John F. Kennedy, who lived through the Bay of Pigs (1961-62) crisis that almost developed into a nuclear war, had said that “the Chinese use two brush strokes to write the word 'crisis.' One brush stroke stands for danger; the other for opportunity. In a crisis, be aware of the danger- but recognize the opportunity.” It is at the time of crisis that you get ready for the post-crisis period; when things get back to normal, it will be too late to plan and prepare.
Study your needs in capital and insurance coverage. The American Small Business Association published a note called Coronavirus: Guidelines for Small Business containing a series of recommendations, consisting of assessing the need for capital to compensate for the lack in liquidity, reviewing insurance contracts to fit the new reality created by COVID-19, and assessing the risk of disruption in the supply chains. The disruption could come from customers as well. In so many countries, consumers have rushed to market stores in huge numbers “overbuying” in fear of a possible shortage in food and other consumer goods. This could put you under pressure as a producer, distributor, or service provider (hotel or restaurant) whose business depends on the same goods coveted by nervous citizens these days. You must diversify your sources of supply to be able to make up for shortage or meet temporary higher demand for your products.
Finally, as Martin Reeves, Nicholaus Lang, and Philip Carlsson Szlezak confirm in an article published in Harvard Business Review called Lead Your Business Through the Coronavirus Crisis, you should now think about the lessons you could learn from the crisis, and prepare already for the next crisis. It means not only psychological and intellectual preparation, but a real planning for the possibility of it happening at any time. In 2017, Microsoft co-founder Bill Gates, in an op-ed in Business Insider, warned that the next epidemic could be "a super contagious and deadly strain of the flu," and said that epidemics are the biggest challenges the world would know in the next few years. The international community should devise mechanisms, tools and protocols to deal with pandemics without shutting off the economy; the same goes for businesses; they must consider epidemics an inevitable risk, just like other risks. Are you epidemic-risk-ready?

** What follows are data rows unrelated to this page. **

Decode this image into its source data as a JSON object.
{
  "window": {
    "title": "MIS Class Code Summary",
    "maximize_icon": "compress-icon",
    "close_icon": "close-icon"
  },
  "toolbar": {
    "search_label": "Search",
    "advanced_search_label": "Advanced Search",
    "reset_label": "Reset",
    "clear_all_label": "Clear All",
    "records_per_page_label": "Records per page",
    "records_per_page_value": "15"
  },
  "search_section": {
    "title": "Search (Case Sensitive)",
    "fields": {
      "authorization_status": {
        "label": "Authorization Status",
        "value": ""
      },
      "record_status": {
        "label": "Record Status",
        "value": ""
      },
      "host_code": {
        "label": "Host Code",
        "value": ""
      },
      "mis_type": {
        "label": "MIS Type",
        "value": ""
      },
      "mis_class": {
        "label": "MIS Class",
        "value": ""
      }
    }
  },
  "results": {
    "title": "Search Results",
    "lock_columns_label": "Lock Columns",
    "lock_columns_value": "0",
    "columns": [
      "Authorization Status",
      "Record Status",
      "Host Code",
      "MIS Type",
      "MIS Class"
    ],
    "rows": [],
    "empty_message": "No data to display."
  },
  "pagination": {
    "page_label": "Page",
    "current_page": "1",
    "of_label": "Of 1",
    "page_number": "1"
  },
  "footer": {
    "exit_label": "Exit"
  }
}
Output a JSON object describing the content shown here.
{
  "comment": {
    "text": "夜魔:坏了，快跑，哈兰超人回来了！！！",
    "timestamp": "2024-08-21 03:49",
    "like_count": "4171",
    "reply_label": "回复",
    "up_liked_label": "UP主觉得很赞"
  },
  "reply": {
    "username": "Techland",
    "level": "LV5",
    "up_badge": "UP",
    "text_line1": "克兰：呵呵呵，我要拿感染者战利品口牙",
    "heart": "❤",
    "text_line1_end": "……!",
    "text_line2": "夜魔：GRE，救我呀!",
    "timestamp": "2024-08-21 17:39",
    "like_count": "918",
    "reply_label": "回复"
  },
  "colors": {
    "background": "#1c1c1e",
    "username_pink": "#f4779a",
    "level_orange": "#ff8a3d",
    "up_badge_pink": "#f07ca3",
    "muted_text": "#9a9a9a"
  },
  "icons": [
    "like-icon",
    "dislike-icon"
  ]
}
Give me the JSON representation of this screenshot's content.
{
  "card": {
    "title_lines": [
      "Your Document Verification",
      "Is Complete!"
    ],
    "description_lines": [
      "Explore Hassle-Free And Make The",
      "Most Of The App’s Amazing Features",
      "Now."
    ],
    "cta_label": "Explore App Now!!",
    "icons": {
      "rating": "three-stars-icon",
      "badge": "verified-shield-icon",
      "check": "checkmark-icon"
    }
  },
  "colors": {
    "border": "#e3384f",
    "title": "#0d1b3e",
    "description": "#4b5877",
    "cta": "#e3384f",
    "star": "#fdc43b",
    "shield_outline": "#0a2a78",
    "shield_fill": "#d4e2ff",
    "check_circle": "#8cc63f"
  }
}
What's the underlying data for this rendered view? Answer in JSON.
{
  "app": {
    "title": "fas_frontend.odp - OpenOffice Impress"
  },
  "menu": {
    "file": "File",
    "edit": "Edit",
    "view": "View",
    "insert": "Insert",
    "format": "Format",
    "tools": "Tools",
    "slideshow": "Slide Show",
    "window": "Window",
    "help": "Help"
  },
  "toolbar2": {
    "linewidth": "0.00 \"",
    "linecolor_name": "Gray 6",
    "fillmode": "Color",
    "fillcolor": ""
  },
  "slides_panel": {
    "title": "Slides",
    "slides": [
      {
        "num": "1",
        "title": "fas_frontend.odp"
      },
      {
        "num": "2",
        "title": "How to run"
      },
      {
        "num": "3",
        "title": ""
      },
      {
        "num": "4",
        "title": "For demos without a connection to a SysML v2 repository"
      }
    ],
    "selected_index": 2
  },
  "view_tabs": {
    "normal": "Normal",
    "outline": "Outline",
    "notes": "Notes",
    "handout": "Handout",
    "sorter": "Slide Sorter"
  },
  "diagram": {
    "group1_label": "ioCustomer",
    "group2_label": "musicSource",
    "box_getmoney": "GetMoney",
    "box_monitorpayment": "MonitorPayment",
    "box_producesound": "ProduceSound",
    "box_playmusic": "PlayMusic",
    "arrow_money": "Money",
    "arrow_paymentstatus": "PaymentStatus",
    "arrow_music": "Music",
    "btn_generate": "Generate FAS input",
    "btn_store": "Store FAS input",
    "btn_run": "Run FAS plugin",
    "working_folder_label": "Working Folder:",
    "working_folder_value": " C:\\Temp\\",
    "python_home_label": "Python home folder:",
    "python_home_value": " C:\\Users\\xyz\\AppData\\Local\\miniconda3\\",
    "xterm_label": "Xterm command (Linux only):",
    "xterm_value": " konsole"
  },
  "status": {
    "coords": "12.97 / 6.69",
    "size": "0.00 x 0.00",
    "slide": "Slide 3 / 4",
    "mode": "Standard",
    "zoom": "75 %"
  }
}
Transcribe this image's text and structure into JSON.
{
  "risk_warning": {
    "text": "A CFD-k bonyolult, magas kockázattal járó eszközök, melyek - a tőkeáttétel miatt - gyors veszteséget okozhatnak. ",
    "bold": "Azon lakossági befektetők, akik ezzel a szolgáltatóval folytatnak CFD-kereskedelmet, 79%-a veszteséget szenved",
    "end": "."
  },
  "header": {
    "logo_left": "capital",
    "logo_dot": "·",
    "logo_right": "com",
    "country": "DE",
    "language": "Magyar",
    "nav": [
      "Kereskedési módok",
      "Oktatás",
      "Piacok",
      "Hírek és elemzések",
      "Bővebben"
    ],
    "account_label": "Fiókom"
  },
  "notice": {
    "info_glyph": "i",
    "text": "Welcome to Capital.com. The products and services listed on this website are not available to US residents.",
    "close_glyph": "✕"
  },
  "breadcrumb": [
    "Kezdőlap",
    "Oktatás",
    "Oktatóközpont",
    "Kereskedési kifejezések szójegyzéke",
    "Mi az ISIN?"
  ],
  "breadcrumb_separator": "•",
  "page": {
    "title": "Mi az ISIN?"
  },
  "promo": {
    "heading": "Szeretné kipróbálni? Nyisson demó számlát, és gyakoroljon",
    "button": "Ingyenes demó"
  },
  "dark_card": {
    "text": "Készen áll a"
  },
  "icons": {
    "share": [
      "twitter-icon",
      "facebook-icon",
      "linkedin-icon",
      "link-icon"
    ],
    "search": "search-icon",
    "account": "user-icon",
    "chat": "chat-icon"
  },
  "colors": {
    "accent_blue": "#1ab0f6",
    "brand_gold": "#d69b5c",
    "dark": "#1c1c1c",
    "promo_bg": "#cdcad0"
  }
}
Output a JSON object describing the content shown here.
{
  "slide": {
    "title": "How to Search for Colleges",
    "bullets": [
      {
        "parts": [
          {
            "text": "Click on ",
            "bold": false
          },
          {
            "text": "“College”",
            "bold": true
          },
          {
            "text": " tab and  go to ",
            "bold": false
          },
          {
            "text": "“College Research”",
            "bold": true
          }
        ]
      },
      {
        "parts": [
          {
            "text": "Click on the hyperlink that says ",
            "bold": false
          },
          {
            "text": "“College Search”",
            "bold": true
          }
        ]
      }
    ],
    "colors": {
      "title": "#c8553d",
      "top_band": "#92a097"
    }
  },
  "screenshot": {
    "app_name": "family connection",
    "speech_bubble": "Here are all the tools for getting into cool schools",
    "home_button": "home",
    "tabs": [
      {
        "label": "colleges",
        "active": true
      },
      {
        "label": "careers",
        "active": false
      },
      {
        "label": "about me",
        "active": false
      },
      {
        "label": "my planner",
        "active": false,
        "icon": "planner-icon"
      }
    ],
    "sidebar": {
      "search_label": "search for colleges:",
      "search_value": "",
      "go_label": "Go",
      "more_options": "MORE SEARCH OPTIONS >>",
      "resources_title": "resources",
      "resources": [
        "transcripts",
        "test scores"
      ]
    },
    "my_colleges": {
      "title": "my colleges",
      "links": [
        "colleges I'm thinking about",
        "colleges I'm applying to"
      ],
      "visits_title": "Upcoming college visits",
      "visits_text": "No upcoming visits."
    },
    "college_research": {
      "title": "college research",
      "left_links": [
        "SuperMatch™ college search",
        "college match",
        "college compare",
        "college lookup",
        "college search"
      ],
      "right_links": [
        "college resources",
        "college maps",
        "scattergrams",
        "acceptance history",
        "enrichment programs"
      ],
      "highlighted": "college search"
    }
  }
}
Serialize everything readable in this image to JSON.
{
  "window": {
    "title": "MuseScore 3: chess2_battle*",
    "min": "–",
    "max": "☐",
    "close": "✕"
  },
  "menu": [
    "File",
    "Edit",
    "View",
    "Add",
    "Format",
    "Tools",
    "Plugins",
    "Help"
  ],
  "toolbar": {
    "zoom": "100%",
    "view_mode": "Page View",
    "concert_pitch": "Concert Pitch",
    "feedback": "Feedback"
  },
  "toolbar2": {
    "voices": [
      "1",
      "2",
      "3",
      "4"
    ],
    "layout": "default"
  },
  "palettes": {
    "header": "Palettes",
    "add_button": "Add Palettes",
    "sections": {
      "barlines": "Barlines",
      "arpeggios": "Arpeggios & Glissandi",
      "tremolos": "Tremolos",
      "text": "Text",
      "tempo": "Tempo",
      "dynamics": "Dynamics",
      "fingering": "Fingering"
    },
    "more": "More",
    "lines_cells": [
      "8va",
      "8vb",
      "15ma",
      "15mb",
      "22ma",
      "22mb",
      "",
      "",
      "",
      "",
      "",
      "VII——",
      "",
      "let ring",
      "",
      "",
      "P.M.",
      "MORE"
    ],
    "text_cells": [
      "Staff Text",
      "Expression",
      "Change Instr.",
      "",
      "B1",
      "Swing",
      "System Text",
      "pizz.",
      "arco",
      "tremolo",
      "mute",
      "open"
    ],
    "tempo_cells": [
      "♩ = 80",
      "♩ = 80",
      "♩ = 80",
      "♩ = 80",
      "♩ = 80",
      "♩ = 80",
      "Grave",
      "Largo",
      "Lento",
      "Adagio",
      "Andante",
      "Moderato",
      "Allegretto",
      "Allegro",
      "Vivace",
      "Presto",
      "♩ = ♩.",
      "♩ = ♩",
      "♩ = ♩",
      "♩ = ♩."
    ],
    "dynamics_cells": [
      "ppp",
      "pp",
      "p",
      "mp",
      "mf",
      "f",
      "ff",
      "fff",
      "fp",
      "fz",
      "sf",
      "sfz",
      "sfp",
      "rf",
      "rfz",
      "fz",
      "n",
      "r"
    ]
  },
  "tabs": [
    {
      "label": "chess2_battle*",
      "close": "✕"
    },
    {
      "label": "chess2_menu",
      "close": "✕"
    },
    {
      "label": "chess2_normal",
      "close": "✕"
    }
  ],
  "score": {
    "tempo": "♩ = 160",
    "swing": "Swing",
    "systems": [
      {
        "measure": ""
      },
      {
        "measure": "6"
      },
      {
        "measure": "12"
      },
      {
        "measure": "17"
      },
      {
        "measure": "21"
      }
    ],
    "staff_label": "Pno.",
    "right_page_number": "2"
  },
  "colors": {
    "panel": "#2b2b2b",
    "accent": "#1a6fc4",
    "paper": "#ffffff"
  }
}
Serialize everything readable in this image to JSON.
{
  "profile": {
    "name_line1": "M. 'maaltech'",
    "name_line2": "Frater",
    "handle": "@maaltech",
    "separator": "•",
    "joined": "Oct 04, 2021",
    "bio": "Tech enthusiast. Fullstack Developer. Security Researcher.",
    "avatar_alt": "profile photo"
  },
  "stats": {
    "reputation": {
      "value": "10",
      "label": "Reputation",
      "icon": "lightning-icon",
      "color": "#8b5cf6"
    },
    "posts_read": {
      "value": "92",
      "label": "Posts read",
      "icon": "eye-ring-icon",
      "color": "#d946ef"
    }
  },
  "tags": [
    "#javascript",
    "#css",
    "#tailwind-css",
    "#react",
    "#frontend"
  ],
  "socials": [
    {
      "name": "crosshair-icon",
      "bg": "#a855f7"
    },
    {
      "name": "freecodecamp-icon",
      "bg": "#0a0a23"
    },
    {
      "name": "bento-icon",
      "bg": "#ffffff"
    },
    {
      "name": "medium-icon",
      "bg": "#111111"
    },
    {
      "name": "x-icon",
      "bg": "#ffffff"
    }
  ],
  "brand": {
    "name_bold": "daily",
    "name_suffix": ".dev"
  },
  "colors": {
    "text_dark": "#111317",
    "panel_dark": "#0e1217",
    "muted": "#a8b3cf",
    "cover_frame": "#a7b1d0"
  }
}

An Arabic version of this article was published by Harvard Business Review on March 18, 2020, for the same author, Lahcen Haddad.